■ TASK INSTRUCTIONS
Please repeat the records beneath this task exactly as they appear, but skip the images.

■ RECORDS SHOWN
────────────────────

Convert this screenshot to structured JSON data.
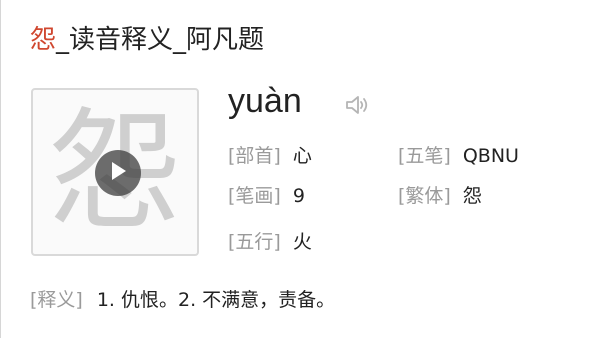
{
  "title": {
    "char": "怨",
    "sep": "_",
    "rest": "读音释义_阿凡题"
  },
  "character": {
    "glyph": "怨",
    "pinyin": "yuàn",
    "play_icon": "play-icon",
    "speaker_icon": "speaker-icon"
  },
  "fields": {
    "bushou": {
      "label": "[部首]",
      "value": "心"
    },
    "wubi": {
      "label": "[五笔]",
      "value": "QBNU"
    },
    "bihua": {
      "label": "[笔画]",
      "value": "9"
    },
    "fanti": {
      "label": "[繁体]",
      "value": "怨"
    },
    "wuxing": {
      "label": "[五行]",
      "value": "火"
    },
    "shiyi": {
      "label": "[释义]",
      "value": "1. 仇恨。2. 不满意，责备。"
    }
  },
  "colors": {
    "title_char": "#d0472f",
    "label": "#9a9a9a",
    "text": "#222222"
  }
}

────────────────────

■ WRITTEN SOLUTION
Convert this screenshot to structured JSON data.
{
  "title": {
    "char": "怨",
    "sep": "_",
    "rest": "读音释义_阿凡题"
  },
  "character": {
    "glyph": "怨",
    "pinyin": "yuàn",
    "play_icon": "play-icon",
    "speaker_icon": "speaker-icon"
  },
  "fields": {
    "bushou": {
      "label": "[部首]",
      "value": "心"
    },
    "wubi": {
      "label": "[五笔]",
      "value": "QBNU"
    },
    "bihua": {
      "label": "[笔画]",
      "value": "9"
    },
    "fanti": {
      "label": "[繁体]",
      "value": "怨"
    },
    "wuxing": {
      "label": "[五行]",
      "value": "火"
    },
    "shiyi": {
      "label": "[释义]",
      "value": "1. 仇恨。2. 不满意，责备。"
    }
  },
  "colors": {
    "title_char": "#d0472f",
    "label": "#9a9a9a",
    "text": "#222222"
  }
}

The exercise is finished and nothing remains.